Dale Collier refinanced his house to install solar panels in 2011. He thought it would save him money long-term, but now says that without state solar incentives it was a bad decision.

Jeff Brady/NPR

In the meantime, solar customers like Dale Collier are the big losers. His home in Henderson, outside Las Vegas, has 56 solar panels on the roof. He refinanced his house to pay for them.

"I thought this was [one of] the smartest things I ever did; now I think it might be one of the stupidest things I ever did," says Collier.

Up until the changes to net metering in Nevada, he was saving about $150 a month on his power bill. But once the incentives are phased out, he figures having solar panels will cost him money.

NV Energy asked regulators to grandfather in people like Collier. But the PUC rejected that request, saying all solar customers — new and existing — should get the same deal.

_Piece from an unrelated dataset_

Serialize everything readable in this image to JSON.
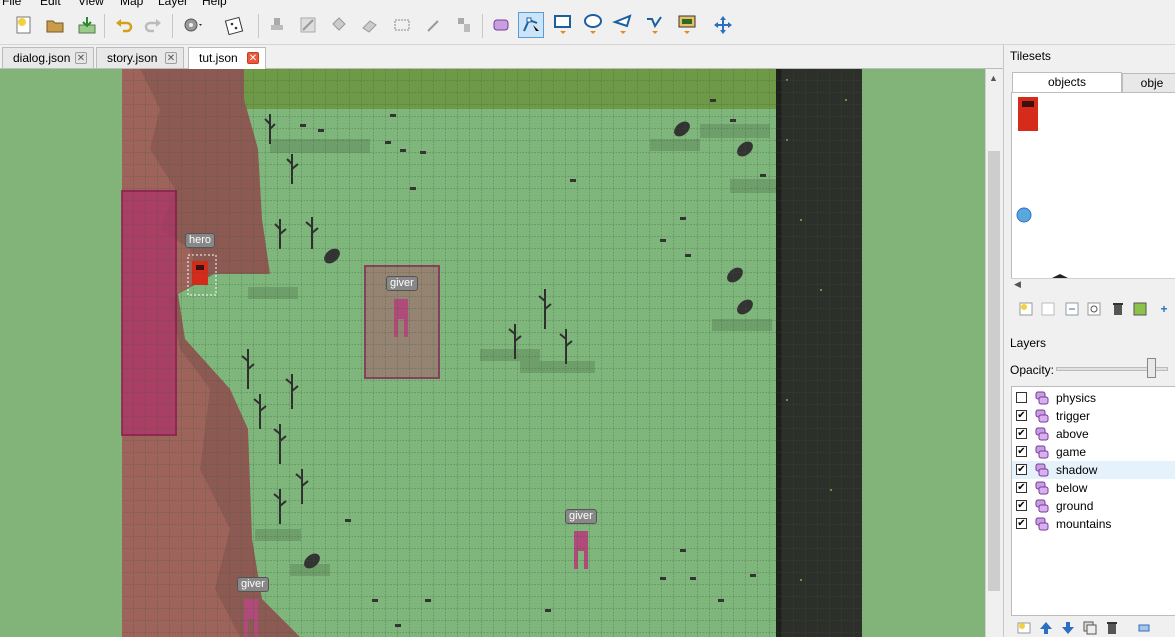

The question now is whether Nevada's experience will spread to other states. Solar advocates successfully preserved incentives next door in California. Now they're focused on another sunny state, Arizona, where the next battle over residential solar incentives appears to be heating up.